> Aim of the exercise: Output every record below exactly.

(Dataset items)
------------------------------------------------------------------------

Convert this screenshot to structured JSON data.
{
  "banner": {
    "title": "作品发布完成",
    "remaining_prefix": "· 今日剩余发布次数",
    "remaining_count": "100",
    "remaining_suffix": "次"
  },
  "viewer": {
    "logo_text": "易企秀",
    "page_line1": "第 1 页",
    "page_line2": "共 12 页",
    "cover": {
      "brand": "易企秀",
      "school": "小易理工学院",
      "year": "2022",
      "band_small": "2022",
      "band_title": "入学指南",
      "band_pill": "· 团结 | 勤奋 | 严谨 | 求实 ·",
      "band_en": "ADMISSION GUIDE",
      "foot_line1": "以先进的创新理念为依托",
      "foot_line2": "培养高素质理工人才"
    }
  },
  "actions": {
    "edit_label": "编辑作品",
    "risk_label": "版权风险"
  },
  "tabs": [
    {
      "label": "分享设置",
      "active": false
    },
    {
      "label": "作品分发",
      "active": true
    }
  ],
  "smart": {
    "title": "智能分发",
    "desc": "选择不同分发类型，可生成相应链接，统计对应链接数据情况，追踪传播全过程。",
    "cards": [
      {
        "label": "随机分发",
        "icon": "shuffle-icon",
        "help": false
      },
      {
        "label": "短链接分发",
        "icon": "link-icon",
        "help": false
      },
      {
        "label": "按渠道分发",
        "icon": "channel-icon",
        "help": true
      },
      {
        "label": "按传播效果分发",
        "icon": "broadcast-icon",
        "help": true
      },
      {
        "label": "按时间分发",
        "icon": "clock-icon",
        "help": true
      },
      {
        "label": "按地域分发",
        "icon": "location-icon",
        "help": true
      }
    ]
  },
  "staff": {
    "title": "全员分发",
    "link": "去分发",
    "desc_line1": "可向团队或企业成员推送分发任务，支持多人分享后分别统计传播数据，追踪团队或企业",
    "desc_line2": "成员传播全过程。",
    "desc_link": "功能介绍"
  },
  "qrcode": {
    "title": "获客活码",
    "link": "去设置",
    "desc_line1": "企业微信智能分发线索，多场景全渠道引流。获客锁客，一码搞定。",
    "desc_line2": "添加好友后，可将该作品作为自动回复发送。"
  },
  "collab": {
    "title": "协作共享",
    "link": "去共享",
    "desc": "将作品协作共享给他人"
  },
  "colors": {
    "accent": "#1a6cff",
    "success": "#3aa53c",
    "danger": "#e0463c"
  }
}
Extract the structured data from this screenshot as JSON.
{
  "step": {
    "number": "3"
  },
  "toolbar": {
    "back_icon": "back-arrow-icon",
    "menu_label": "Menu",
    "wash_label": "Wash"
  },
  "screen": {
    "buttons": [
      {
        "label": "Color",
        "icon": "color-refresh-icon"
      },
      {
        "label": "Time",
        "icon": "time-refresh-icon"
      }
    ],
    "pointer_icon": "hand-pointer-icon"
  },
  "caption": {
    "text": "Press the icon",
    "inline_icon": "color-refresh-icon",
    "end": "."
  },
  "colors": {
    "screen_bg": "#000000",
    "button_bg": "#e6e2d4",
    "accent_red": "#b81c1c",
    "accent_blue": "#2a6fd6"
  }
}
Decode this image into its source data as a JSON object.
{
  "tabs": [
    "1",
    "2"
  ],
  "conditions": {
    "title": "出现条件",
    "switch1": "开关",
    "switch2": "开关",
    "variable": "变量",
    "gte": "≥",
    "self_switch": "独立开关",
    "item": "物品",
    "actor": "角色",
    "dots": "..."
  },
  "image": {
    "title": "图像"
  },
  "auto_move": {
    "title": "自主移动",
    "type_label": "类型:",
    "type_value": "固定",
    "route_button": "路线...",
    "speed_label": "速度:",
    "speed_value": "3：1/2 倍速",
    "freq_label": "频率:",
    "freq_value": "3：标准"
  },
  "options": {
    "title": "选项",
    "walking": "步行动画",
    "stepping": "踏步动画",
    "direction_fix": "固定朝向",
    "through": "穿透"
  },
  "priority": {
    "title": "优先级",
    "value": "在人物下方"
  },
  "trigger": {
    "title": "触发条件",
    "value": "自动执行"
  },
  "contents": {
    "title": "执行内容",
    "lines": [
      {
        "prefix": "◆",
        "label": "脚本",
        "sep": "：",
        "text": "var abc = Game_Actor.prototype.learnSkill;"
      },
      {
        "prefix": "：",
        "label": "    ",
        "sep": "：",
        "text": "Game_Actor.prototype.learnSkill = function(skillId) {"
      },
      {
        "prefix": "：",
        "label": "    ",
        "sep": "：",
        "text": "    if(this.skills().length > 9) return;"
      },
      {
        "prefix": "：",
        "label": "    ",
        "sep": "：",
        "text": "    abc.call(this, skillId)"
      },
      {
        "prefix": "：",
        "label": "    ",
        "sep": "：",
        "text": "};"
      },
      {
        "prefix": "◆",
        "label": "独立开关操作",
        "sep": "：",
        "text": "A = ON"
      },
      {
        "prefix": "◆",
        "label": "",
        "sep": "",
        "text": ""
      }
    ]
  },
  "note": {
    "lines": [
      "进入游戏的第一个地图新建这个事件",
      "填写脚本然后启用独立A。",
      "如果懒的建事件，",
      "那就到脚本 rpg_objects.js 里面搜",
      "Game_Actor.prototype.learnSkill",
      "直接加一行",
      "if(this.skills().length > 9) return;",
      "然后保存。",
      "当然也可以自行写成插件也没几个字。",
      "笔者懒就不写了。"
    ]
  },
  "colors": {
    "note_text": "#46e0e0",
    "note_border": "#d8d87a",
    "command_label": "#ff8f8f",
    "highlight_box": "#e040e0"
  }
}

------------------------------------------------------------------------

> Response to the exercise:
Convert this screenshot to structured JSON data.
{
  "banner": {
    "title": "作品发布完成",
    "remaining_prefix": "· 今日剩余发布次数",
    "remaining_count": "100",
    "remaining_suffix": "次"
  },
  "viewer": {
    "logo_text": "易企秀",
    "page_line1": "第 1 页",
    "page_line2": "共 12 页",
    "cover": {
      "brand": "易企秀",
      "school": "小易理工学院",
      "year": "2022",
      "band_small": "2022",
      "band_title": "入学指南",
      "band_pill": "· 团结 | 勤奋 | 严谨 | 求实 ·",
      "band_en": "ADMISSION GUIDE",
      "foot_line1": "以先进的创新理念为依托",
      "foot_line2": "培养高素质理工人才"
    }
  },
  "actions": {
    "edit_label": "编辑作品",
    "risk_label": "版权风险"
  },
  "tabs": [
    {
      "label": "分享设置",
      "active": false
    },
    {
      "label": "作品分发",
      "active": true
    }
  ],
  "smart": {
    "title": "智能分发",
    "desc": "选择不同分发类型，可生成相应链接，统计对应链接数据情况，追踪传播全过程。",
    "cards": [
      {
        "label": "随机分发",
        "icon": "shuffle-icon",
        "help": false
      },
      {
        "label": "短链接分发",
        "icon": "link-icon",
        "help": false
      },
      {
        "label": "按渠道分发",
        "icon": "channel-icon",
        "help": true
      },
      {
        "label": "按传播效果分发",
        "icon": "broadcast-icon",
        "help": true
      },
      {
        "label": "按时间分发",
        "icon": "clock-icon",
        "help": true
      },
      {
        "label": "按地域分发",
        "icon": "location-icon",
        "help": true
      }
    ]
  },
  "staff": {
    "title": "全员分发",
    "link": "去分发",
    "desc_line1": "可向团队或企业成员推送分发任务，支持多人分享后分别统计传播数据，追踪团队或企业",
    "desc_line2": "成员传播全过程。",
    "desc_link": "功能介绍"
  },
  "qrcode": {
    "title": "获客活码",
    "link": "去设置",
    "desc_line1": "企业微信智能分发线索，多场景全渠道引流。获客锁客，一码搞定。",
    "desc_line2": "添加好友后，可将该作品作为自动回复发送。"
  },
  "collab": {
    "title": "协作共享",
    "link": "去共享",
    "desc": "将作品协作共享给他人"
  },
  "colors": {
    "accent": "#1a6cff",
    "success": "#3aa53c",
    "danger": "#e0463c"
  }
}
Extract the structured data from this screenshot as JSON.
{
  "step": {
    "number": "3"
  },
  "toolbar": {
    "back_icon": "back-arrow-icon",
    "menu_label": "Menu",
    "wash_label": "Wash"
  },
  "screen": {
    "buttons": [
      {
        "label": "Color",
        "icon": "color-refresh-icon"
      },
      {
        "label": "Time",
        "icon": "time-refresh-icon"
      }
    ],
    "pointer_icon": "hand-pointer-icon"
  },
  "caption": {
    "text": "Press the icon",
    "inline_icon": "color-refresh-icon",
    "end": "."
  },
  "colors": {
    "screen_bg": "#000000",
    "button_bg": "#e6e2d4",
    "accent_red": "#b81c1c",
    "accent_blue": "#2a6fd6"
  }
}
Decode this image into its source data as a JSON object.
{
  "tabs": [
    "1",
    "2"
  ],
  "conditions": {
    "title": "出现条件",
    "switch1": "开关",
    "switch2": "开关",
    "variable": "变量",
    "gte": "≥",
    "self_switch": "独立开关",
    "item": "物品",
    "actor": "角色",
    "dots": "..."
  },
  "image": {
    "title": "图像"
  },
  "auto_move": {
    "title": "自主移动",
    "type_label": "类型:",
    "type_value": "固定",
    "route_button": "路线...",
    "speed_label": "速度:",
    "speed_value": "3：1/2 倍速",
    "freq_label": "频率:",
    "freq_value": "3：标准"
  },
  "options": {
    "title": "选项",
    "walking": "步行动画",
    "stepping": "踏步动画",
    "direction_fix": "固定朝向",
    "through": "穿透"
  },
  "priority": {
    "title": "优先级",
    "value": "在人物下方"
  },
  "trigger": {
    "title": "触发条件",
    "value": "自动执行"
  },
  "contents": {
    "title": "执行内容",
    "lines": [
      {
        "prefix": "◆",
        "label": "脚本",
        "sep": "：",
        "text": "var abc = Game_Actor.prototype.learnSkill;"
      },
      {
        "prefix": "：",
        "label": "    ",
        "sep": "：",
        "text": "Game_Actor.prototype.learnSkill = function(skillId) {"
      },
      {
        "prefix": "：",
        "label": "    ",
        "sep": "：",
        "text": "    if(this.skills().length > 9) return;"
      },
      {
        "prefix": "：",
        "label": "    ",
        "sep": "：",
        "text": "    abc.call(this, skillId)"
      },
      {
        "prefix": "：",
        "label": "    ",
        "sep": "：",
        "text": "};"
      },
      {
        "prefix": "◆",
        "label": "独立开关操作",
        "sep": "：",
        "text": "A = ON"
      },
      {
        "prefix": "◆",
        "label": "",
        "sep": "",
        "text": ""
      }
    ]
  },
  "note": {
    "lines": [
      "进入游戏的第一个地图新建这个事件",
      "填写脚本然后启用独立A。",
      "如果懒的建事件，",
      "那就到脚本 rpg_objects.js 里面搜",
      "Game_Actor.prototype.learnSkill",
      "直接加一行",
      "if(this.skills().length > 9) return;",
      "然后保存。",
      "当然也可以自行写成插件也没几个字。",
      "笔者懒就不写了。"
    ]
  },
  "colors": {
    "note_text": "#46e0e0",
    "note_border": "#d8d87a",
    "command_label": "#ff8f8f",
    "highlight_box": "#e040e0"
  }
}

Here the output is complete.